To that end, more than a dozen experts in health, nutrition, and NCDs gathered in Nairobi in July 2018 to participate in a workshop to review evidence and propose priority actions using a tool developed by the International Network for Food and Obesity/Non-Communicable Diseases Research, Monitoring and Action Support (INFORMAS) process.

INFORMAS has developed a healthy food environment policy index (Food-EPI) tool to help assess what governments are doing to make it easier for people to eat or drink healthily, such as improving food labeling, restricting adverts about processed foods, or controlling the price of unhealthy or healthy foods through taxes or subsidies. The Nairobi policy workshop is one component of the research work to expand the body of evidence on dietary transitions in African cities.

The research team compiled information on the extent to which policies exist in Kenya and are implemented across 13 domains, ranging from food promotion to labeling, to policies on food trade, to infrastructure, governance, and health. Examples include government actions such as earmarking funding for implementation.
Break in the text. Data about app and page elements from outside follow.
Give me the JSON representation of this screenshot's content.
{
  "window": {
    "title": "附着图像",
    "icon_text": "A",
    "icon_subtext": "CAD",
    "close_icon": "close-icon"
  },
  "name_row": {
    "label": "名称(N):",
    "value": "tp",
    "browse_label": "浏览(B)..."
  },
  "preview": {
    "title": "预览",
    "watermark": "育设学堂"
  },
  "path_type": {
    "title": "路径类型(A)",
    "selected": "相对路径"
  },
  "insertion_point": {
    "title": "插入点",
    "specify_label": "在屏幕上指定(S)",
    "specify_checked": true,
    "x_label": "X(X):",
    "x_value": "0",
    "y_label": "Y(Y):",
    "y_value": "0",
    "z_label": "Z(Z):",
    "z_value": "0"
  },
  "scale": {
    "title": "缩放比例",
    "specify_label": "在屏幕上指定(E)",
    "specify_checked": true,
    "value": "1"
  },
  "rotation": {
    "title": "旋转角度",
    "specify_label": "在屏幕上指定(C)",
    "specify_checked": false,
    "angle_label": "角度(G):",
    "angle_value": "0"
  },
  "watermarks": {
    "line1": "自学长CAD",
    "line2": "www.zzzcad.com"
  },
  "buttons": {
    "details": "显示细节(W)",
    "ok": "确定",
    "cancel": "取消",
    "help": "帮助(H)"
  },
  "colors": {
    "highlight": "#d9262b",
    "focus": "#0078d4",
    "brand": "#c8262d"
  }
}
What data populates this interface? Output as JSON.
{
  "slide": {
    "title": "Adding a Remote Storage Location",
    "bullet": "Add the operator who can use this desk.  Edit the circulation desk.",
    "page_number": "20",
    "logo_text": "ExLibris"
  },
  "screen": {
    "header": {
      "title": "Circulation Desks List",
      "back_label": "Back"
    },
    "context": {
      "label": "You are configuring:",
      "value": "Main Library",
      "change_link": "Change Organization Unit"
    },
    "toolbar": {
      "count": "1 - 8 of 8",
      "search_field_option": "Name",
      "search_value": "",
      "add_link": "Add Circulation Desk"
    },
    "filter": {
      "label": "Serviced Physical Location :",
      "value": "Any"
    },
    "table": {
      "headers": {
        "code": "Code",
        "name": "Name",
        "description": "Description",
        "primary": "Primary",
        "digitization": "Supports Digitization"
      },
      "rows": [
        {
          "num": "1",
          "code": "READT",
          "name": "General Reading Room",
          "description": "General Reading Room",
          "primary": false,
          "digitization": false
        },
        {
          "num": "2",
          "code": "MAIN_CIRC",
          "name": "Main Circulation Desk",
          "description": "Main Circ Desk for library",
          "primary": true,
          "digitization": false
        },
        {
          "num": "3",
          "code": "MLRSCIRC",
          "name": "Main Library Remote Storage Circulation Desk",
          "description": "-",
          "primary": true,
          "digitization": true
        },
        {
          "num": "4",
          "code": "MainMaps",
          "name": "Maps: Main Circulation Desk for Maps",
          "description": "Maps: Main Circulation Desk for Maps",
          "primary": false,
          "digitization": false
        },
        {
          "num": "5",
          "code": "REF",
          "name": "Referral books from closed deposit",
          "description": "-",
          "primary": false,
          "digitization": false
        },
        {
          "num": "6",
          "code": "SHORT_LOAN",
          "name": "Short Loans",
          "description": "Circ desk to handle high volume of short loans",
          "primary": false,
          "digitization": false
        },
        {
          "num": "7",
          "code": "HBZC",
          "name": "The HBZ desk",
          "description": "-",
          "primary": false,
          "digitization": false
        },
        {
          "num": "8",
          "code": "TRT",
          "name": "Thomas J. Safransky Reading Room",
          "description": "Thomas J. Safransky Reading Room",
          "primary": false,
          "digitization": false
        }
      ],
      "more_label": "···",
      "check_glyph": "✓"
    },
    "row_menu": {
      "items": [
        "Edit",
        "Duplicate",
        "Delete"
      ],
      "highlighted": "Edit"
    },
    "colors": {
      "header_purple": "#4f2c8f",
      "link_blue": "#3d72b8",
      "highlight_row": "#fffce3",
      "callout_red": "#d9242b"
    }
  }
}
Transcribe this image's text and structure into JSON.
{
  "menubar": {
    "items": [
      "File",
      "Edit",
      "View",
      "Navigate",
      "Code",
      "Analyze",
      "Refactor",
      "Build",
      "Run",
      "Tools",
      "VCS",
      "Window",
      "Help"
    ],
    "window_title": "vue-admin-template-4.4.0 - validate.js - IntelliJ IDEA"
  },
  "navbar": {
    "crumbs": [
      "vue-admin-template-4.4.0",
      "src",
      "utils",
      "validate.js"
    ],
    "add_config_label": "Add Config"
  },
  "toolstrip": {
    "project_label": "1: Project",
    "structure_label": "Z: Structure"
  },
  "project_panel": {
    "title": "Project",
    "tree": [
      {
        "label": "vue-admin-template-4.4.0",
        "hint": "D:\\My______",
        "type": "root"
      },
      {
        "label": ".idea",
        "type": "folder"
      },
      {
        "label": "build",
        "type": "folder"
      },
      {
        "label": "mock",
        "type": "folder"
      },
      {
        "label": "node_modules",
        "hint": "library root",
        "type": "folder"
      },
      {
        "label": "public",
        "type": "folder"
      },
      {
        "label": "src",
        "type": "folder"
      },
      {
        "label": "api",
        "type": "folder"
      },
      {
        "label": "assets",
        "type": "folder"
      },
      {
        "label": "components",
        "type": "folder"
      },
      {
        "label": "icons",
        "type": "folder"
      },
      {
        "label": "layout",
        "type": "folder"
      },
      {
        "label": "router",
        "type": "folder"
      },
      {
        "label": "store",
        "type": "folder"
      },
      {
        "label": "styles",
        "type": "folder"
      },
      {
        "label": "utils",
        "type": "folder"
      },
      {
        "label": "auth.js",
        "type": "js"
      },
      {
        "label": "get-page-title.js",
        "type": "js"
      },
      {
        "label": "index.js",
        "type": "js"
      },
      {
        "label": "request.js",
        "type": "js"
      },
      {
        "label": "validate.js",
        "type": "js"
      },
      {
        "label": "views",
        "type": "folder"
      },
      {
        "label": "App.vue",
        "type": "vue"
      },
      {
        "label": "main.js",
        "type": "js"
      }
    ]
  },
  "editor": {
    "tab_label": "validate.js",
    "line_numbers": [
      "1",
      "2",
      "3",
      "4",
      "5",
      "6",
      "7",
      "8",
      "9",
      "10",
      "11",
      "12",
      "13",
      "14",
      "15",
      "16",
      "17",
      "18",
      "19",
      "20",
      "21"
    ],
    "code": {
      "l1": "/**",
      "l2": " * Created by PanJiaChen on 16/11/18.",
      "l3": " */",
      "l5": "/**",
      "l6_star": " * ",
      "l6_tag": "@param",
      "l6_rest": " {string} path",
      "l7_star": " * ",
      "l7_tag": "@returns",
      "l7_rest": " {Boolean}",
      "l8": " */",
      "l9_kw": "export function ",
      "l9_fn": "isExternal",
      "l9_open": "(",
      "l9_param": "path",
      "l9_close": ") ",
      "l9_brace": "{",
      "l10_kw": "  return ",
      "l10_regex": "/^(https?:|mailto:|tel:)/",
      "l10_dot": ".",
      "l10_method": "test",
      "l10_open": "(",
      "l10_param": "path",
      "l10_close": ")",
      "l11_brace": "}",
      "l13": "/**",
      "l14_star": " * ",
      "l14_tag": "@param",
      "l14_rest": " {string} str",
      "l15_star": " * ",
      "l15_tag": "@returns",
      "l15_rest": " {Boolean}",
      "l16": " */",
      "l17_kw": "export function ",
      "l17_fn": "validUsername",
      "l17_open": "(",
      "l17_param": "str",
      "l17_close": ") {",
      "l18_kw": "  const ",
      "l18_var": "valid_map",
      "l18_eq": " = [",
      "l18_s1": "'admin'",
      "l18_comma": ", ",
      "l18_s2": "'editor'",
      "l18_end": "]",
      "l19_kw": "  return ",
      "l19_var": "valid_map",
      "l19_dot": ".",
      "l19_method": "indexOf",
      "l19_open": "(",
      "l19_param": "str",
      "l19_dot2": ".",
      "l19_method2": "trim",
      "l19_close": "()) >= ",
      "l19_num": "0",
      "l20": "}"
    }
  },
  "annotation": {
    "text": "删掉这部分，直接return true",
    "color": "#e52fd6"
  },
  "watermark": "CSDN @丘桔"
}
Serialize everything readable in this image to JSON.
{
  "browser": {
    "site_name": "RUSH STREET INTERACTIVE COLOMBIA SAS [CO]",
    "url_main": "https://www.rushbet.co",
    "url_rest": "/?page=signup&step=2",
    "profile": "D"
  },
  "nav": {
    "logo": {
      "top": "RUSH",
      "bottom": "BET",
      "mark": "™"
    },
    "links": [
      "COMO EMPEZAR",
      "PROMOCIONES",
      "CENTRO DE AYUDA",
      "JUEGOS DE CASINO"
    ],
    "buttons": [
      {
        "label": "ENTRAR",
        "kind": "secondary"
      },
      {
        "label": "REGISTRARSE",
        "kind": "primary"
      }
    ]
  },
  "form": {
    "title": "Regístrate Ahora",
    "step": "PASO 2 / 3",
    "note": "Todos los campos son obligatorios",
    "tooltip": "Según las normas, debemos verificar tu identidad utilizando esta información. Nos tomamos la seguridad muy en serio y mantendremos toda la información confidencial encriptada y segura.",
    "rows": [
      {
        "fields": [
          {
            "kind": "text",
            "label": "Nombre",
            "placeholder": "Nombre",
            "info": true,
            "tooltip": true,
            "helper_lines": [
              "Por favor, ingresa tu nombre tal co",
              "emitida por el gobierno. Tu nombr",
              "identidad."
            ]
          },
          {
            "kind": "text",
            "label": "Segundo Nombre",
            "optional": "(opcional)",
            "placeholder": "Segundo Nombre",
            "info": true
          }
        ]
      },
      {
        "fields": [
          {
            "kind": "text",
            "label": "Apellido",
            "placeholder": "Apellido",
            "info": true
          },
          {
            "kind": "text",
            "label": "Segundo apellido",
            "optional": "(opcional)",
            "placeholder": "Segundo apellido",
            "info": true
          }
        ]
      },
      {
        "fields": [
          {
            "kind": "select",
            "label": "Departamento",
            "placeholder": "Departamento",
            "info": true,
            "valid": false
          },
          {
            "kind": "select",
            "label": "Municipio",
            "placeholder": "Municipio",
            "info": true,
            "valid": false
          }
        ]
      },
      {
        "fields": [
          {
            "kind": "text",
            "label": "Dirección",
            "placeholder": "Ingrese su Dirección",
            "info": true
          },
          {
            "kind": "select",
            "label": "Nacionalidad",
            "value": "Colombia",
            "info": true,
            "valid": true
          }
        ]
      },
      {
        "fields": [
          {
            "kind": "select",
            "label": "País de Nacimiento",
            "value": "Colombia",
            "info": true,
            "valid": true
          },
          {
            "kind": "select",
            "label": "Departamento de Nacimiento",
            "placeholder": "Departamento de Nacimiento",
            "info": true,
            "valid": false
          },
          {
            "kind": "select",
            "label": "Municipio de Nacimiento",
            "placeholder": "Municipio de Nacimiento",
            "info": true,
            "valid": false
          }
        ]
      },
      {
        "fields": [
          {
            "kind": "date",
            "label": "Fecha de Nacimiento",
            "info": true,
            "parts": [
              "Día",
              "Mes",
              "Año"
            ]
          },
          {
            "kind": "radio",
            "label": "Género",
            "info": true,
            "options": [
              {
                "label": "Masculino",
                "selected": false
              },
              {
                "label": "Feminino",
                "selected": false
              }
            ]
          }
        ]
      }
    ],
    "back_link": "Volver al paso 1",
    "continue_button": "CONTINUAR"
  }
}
The domains, which were originally determined by a group of international experts through a comprehensive review in 2012, correspond to central features of food environments that have the potential to be shaped by government action.


The Healthy Food Environment Policy Index includes 13 domains under which experts reviewed and ranked policies and proposed government actions. (Figure source:


The assembled experts were first asked to rate Kenya’s implementation of these policies in relation to international best practices, using a scale from very low or no progress to very good or excellent progress. Next, they scored how far along they believed implementation currently is, ranging from early to late stages of progress. Where there were no existing policies, no evidence of policy action, or both, participants selected ‘cannot rate’.

For example, the group ranked Kenya’s progress on food labeling against the good practice indicator of having standard and regulated food labeling that allows consumers to easily assess how healthy packaged food is. While there is a policy in Kenya that packaged foods should declare their levels of trans fatty acids, as these are strongly linked to heart disease, the evidence collated shows that there are currently no requirements for a single, consistent, easily interpreted, evidence-informed front-of-pack supplementary nutrition information label.

The experts contrasted this with current good practices in other countries, such as a requirement in Ecuador that all packaged foods must display a ‘traffic light’ label to communicate quickly and clearly levels of fats, sugar and salt, all indicated by red (high), amber (medium) or green (low). Evidence is mixed, however, on the effectiveness of food labels in influencing consumer behavior, although it has to be noted that there is as yet no evidence on the impact of labeling in low-income countries.

The final step was for the experts to rank their collectively proposed actions for the government, first in terms of importance (the extent of significance of the anticipated value of the action), and then in terms of achievability (how easily the action might be accomplished given political, budgetary and social realities).

Analysis is already underway, and the results will be used to benchmark and continue to monitor government policies to improve food environments to increase their accountability and action.

Kenya is only the second country in Africa (the other being South Africa) to complete the Food-EPI policy benchmarking. The research team adapted the model slightly to pilot a new element to reflect emerging evidence that infants who are breastfed have better protection against NCDs later in life.

The same Food-EPI policy benchmarking has been carried out in Accra under the leadership of APHRC’s counterparts at the University of Ghana in September 2018. As the number of participating countries increases, it is hoped that the pool of best practice policies will deepen and strengthen.


Danielle Doughman
health policy and advocacy specialist
Gershim Asiki
Associate Research Scientist
Kristin Bash
Honorary Lecturer and Assessment Tutor